When you have an anxious child, it is hard to relax. You never know from one day, hour, minute to the next when the anxiety will strike. One minute all is calm and well in the world and the next, all hell breaks loose. It might be a comment in school, something someone said, a comment on the Xbox, something not going well. Sometimes the triggers are really insignificant to anyone else, but to a child, with anxiety, it can be the end of the world.
Often it is the build-up of many things all seemingly small and significant. I describe it to my other two children as the lemonade bottle effect. The bottle gets gently shaken throughout the day and when you take off the lid, it explodes. Add in a few hormones and it is the perfect recipe for a meltdown.
It has been hard on his siblings as they don’t really understand and they just want their brother to be happy, to be able to relax around him and not feel on edge wondering what sort of mood he is.

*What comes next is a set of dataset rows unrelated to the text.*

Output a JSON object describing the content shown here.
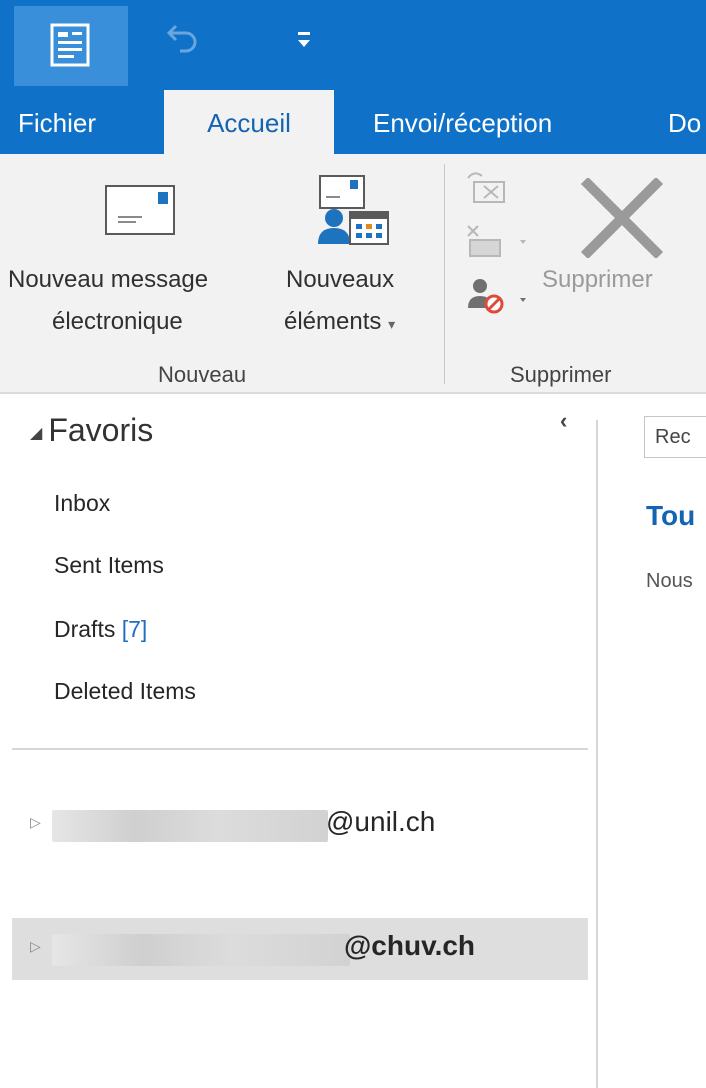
{
  "titlebar": {
    "app_icon": "outlook-app-icon",
    "undo_icon": "undo-icon",
    "quick_access_icon": "customize-quick-access-icon"
  },
  "tabs": [
    {
      "label": "Fichier"
    },
    {
      "label": "Accueil",
      "active": true
    },
    {
      "label": "Envoi/réception"
    },
    {
      "label": "Do"
    }
  ],
  "ribbon": {
    "new_message_line1": "Nouveau message",
    "new_message_line2": "électronique",
    "new_items_line1": "Nouveaux",
    "new_items_line2": "éléments",
    "group_new": "Nouveau",
    "delete_label": "Supprimer",
    "group_delete": "Supprimer",
    "dropdown_arrow": "▾"
  },
  "favorites": {
    "header": "Favoris",
    "collapse_glyph": "‹",
    "folders": [
      {
        "name": "Inbox"
      },
      {
        "name": "Sent Items"
      },
      {
        "name": "Drafts",
        "count": "[7]"
      },
      {
        "name": "Deleted Items"
      }
    ]
  },
  "accounts": [
    {
      "domain": "@unil.ch",
      "selected": false
    },
    {
      "domain": "@chuv.ch",
      "selected": true
    }
  ],
  "reading": {
    "search_placeholder": "Rec",
    "title": "Tou",
    "subtitle": "Nous"
  },
  "colors": {
    "titlebar": "#0f72c8",
    "accent_text": "#1464b4",
    "ribbon": "#f2f2f2"
  }
}
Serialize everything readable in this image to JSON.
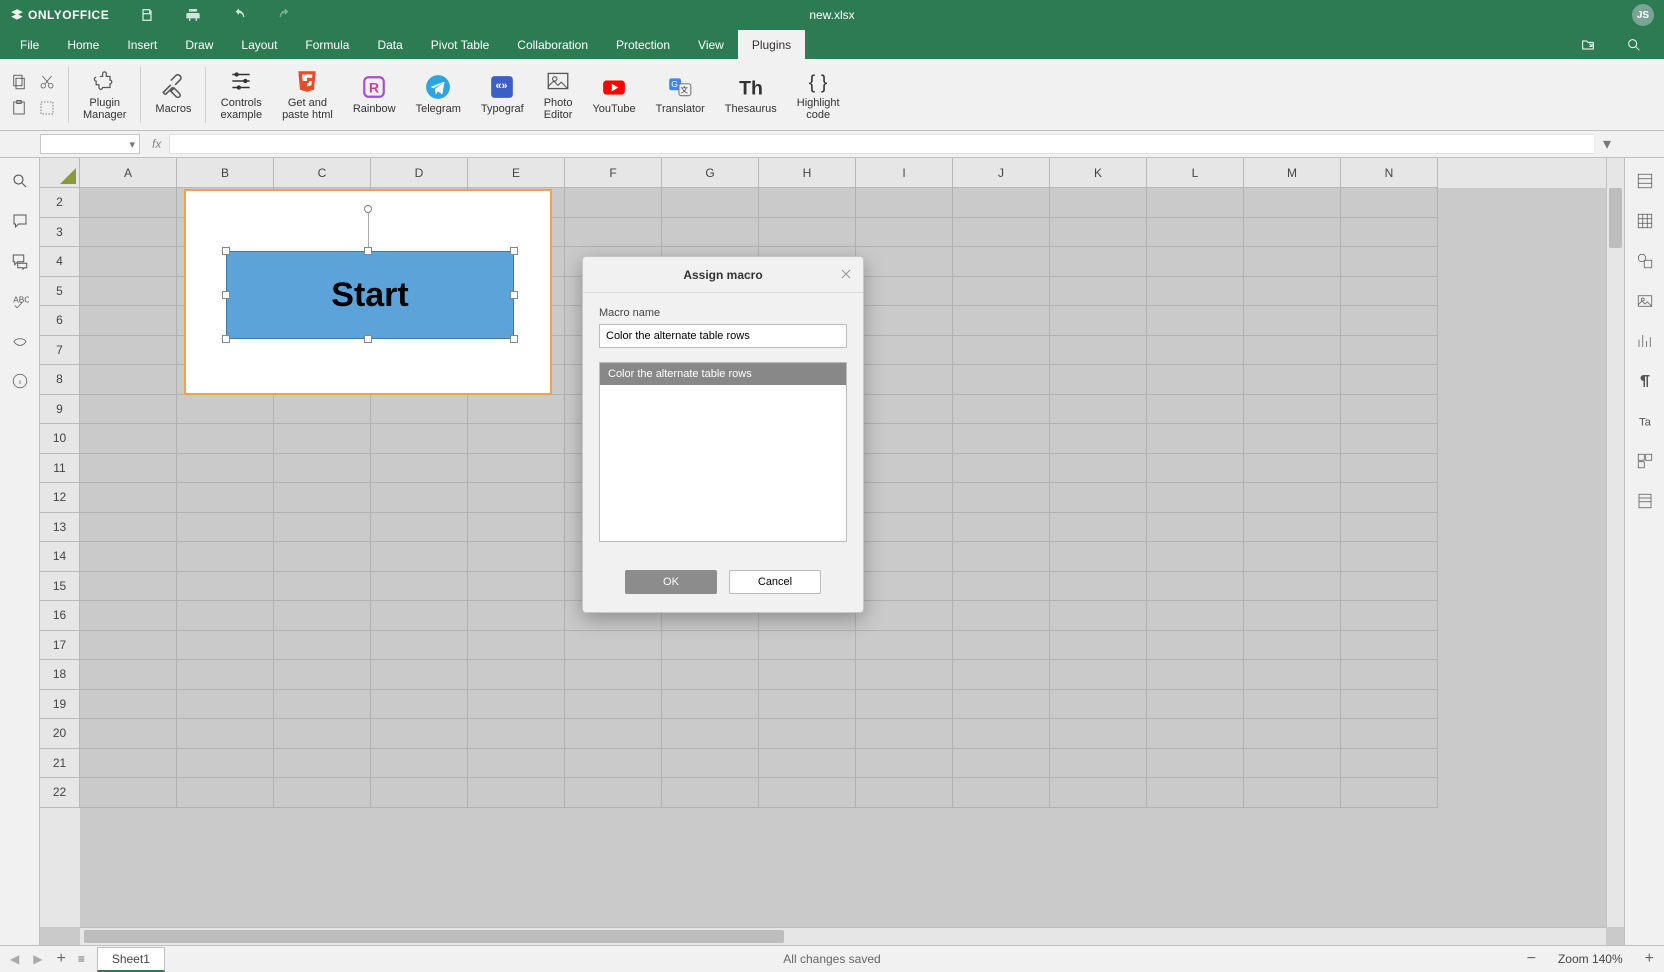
{
  "app": {
    "brand": "ONLYOFFICE",
    "doc_title": "new.xlsx",
    "avatar": "JS"
  },
  "menu": {
    "tabs": [
      "File",
      "Home",
      "Insert",
      "Draw",
      "Layout",
      "Formula",
      "Data",
      "Pivot Table",
      "Collaboration",
      "Protection",
      "View",
      "Plugins"
    ],
    "active": "Plugins"
  },
  "ribbon": {
    "plugin_manager": "Plugin\nManager",
    "macros": "Macros",
    "controls_example": "Controls\nexample",
    "get_paste_html": "Get and\npaste html",
    "rainbow": "Rainbow",
    "telegram": "Telegram",
    "typograf": "Typograf",
    "photo_editor": "Photo\nEditor",
    "youtube": "YouTube",
    "translator": "Translator",
    "thesaurus": "Thesaurus",
    "highlight_code": "Highlight\ncode"
  },
  "grid": {
    "columns": [
      "A",
      "B",
      "C",
      "D",
      "E",
      "F",
      "G",
      "H",
      "I",
      "J",
      "K",
      "L",
      "M",
      "N"
    ],
    "rows": [
      2,
      3,
      4,
      5,
      6,
      7,
      8,
      9,
      10,
      11,
      12,
      13,
      14,
      15,
      16,
      17,
      18,
      19,
      20,
      21,
      22
    ],
    "shape_text": "Start"
  },
  "sheets": {
    "active": "Sheet1"
  },
  "status": {
    "saved": "All changes saved",
    "zoom_label": "Zoom 140%"
  },
  "dialog": {
    "title": "Assign macro",
    "label_macro_name": "Macro name",
    "input_value": "Color the alternate table rows",
    "list": [
      "Color the alternate table rows"
    ],
    "ok": "OK",
    "cancel": "Cancel"
  }
}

When you have an anxious child, they need lots of love and understanding, they need to be constantly reassured. They also need their own space, time to reflect and calm down. It is a balancing act.
Your instinct as a parent is to react. If your child is angry, you want to calm them down, if they are upset, placate them, if they are irrational you want to reason with them. That is normal, but sometimes when anxiety takes hold, there is no reasoning, no calming, no placating. A full-on meltdown means that they are out of control and you need to make sure they are safe but they need space.
They also need routine and boundaries, they need time to think things through, so you need to plan ahead, talk things through with them, warn them in advance about any changes. This helps them to manage their anxiety and even when the reaction might not be a positive one, to begin with, more often than not, that will change when they have time to process.
When you have an anxious child, however hard it can be at times, and I know how hard it can be, you have to remind yourself that it is harder for them. They are so young and to feel the pressure and anger that they feel at such a young age, is devastating to watch.
Imagine how it must feel to have to work tirelessly to control your emotions in public and social situations when your head is screaming as it needs space and time to cool down and process.
When you have an anxious child, prepare to be judged. People might look at me and think that I let my son get away with murder, that I should be doing more to help him, that I shouldn’t let him get away with the things he says and does. But they don’t understand. They don’t see how vulnerable he is. They don’t see how desperate he is to fit in and be happy. They don’t understand what he goes through on a daily basis and how hard it is sometimes for him to just get through a day in school.
I do and as exhausting as it is being his mum, I am determined that he will get through it and be the most amazing young man. Because even though I do have an anxious child, I see past the anxiety and I see a brave, amazing young man who has to deal with more than most boys his age, yet he still gets up and gets on with things every day and that makes me incredibly proud of him.